It is true you cannot eat freedom and you cannot power machinery with democracy. But then neither can political prisoners turn on the light in the cells of a dictatorship.
Show me the prison, Show me the jail, Show me the prisoner whose life has gone stale. And I'll show you a young man with so many reasons why And there, but for fortune, go you or I.
On a planet that increasingly resembles one huge Maximum Security prison, the only intelligent choice is to plan a jail break.
I sometimes wish that people would put a little more emphasis upon the observance of the law than they do upon its enforcement.
Faults of the head are punished in this world, those of the heart in another; but as most of our vices are compound, so also is their punishment.
Oh who is that young sinner with the handcuffs on his wrist? And what has he been after that they groan and shake their fists? And wherefore is he wearing such a conscience-stricken air? Oh they're taking him to prison for the colour of his hair.
Three hundred years ago a prisoner condemned to the Tower of London carved on the wall of his cell this sentiment to keep up his spirits during his long imprisonment: “It is not adversity that kills, but the impatience with which we bear adversity.”
Wicked deeds are generally done, even with impunity, for the mere desire of occupation.
On average, drug prisoners spend more time in federal prison than rapists, who often get out on early release because of the overcrowding in prison caused by the Drug War.
When I was in prison, I was wrapped up in all those deep books.

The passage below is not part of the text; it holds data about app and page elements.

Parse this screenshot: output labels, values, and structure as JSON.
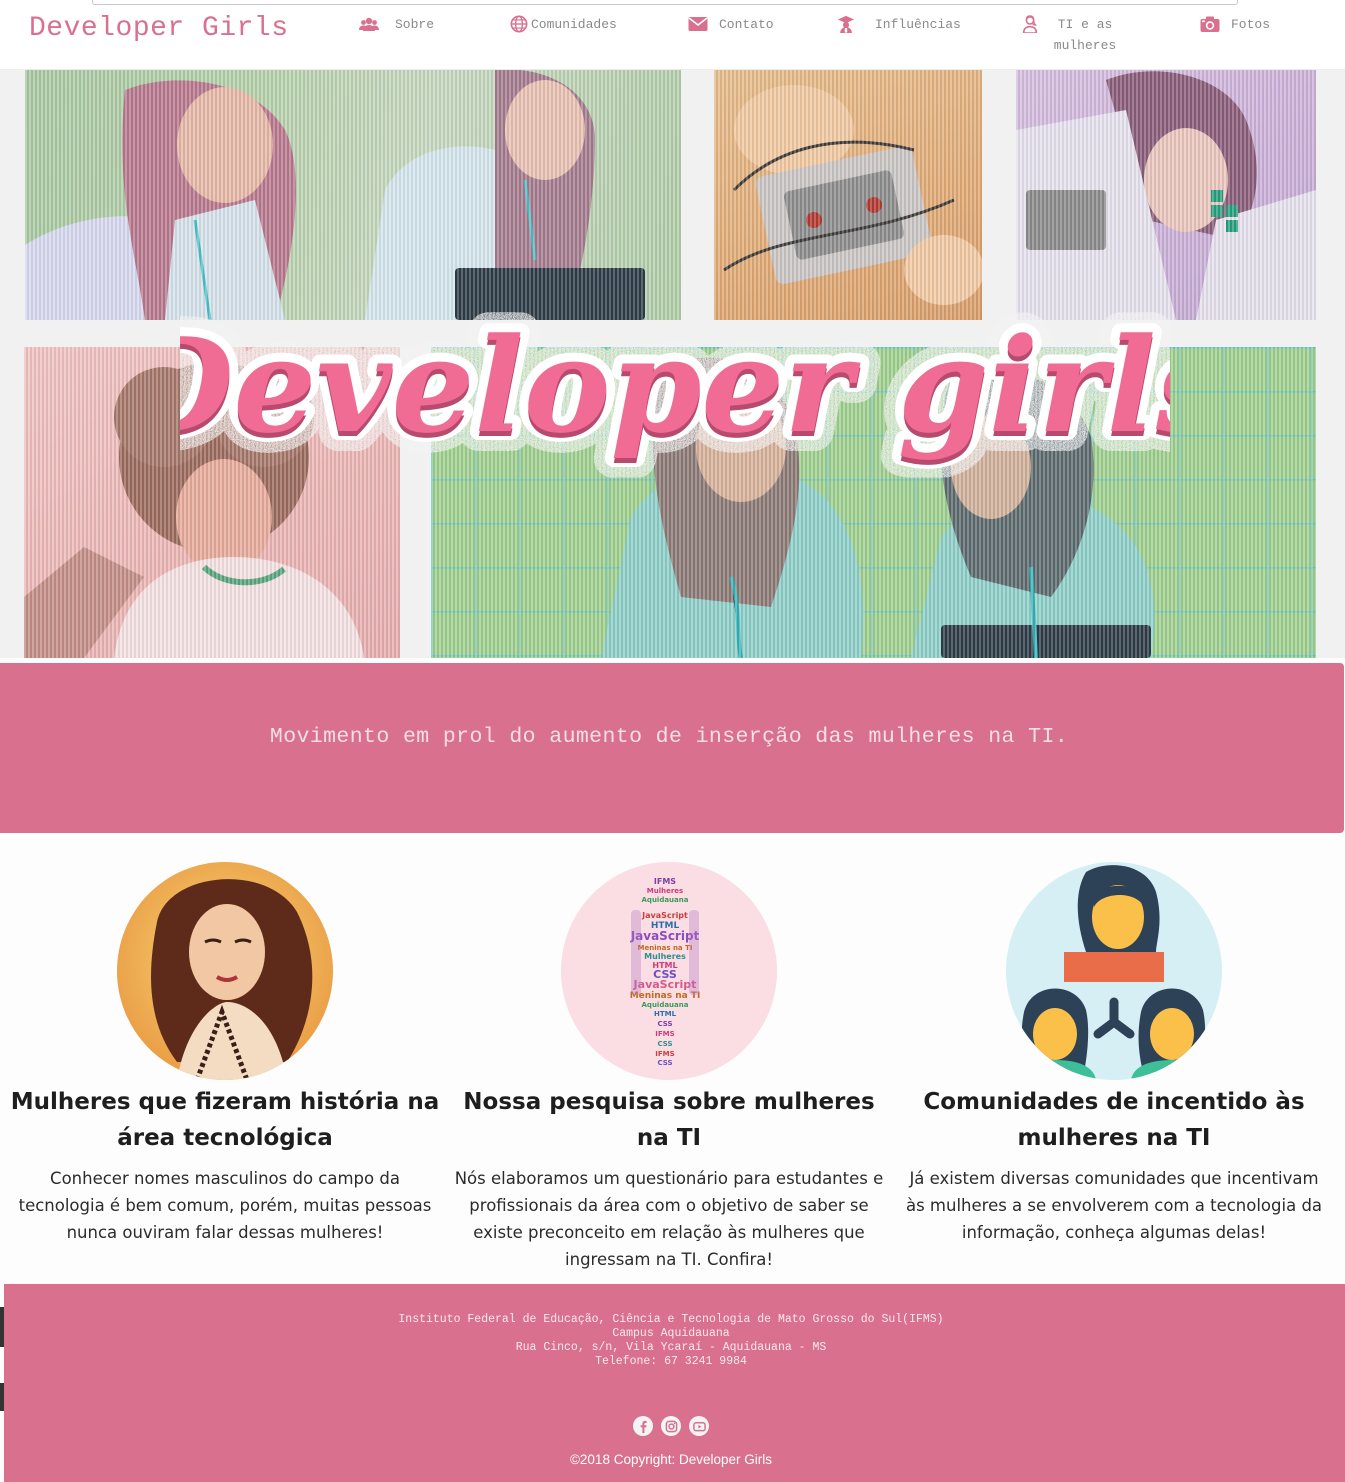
{
  "nav": {
    "brand": "Developer Girls",
    "items": [
      {
        "label": "Sobre",
        "icon": "users-icon"
      },
      {
        "label": "Comunidades",
        "icon": "globe-icon"
      },
      {
        "label": "Contato",
        "icon": "envelope-icon"
      },
      {
        "label": "Influências",
        "icon": "graduate-icon"
      },
      {
        "label": "TI e as mulheres",
        "icon": "woman-icon"
      },
      {
        "label": "Fotos",
        "icon": "camera-icon"
      }
    ]
  },
  "hero": {
    "title": "Developer girls"
  },
  "banner": {
    "text": "Movimento em prol do aumento de inserção das mulheres na TI."
  },
  "features": [
    {
      "title": "Mulheres que fizeram história na área tecnológica",
      "text": "Conhecer nomes masculinos do campo da tecnologia é bem comum, porém, muitas pessoas nunca ouviram falar dessas mulheres!"
    },
    {
      "title": "Nossa pesquisa sobre mulheres na TI",
      "text": "Nós elaboramos um questionário para estudantes e profissionais da área com o objetivo de saber se existe preconceito em relação às mulheres que ingressam na TI. Confira!",
      "cloud_words": [
        "IFMS",
        "Mulheres",
        "HTML",
        "JavaScript",
        "CSS",
        "Aquidauana",
        "Meninas na TI"
      ]
    },
    {
      "title": "Comunidades de incentido às mulheres na TI",
      "text": "Já existem diversas comunidades que incentivam às mulheres a se envolverem com a tecnologia da informação, conheça algumas delas!"
    }
  ],
  "footer": {
    "address_lines": [
      "Instituto Federal de Educação, Ciência e Tecnologia de Mato Grosso do Sul(IFMS)",
      "Campus Aquidauana",
      "Rua Cinco, s/n, Vila Ycaraí - Aquidauana - MS",
      "Telefone: 67 3241 9984"
    ],
    "socials": [
      "facebook-icon",
      "instagram-icon",
      "youtube-icon"
    ],
    "copyright": "©2018 Copyright: Developer Girls"
  },
  "colors": {
    "brand_pink": "#d9708e",
    "title_pink": "#f06c94",
    "nav_icon_pink": "#d9708e"
  }
}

That Tolstoy crap - people shouldn't read that stuff.
I submit that an individual who breaks a law that conscience tells him is unjust, and who willingly accepts the penalty of imprisonment in order to arouse the conscience of the community over its injustice, is in reality expressing the highest respect for the law.
In prisons, those things withheld from and denied to the prisoner become precisely what he wants most of all.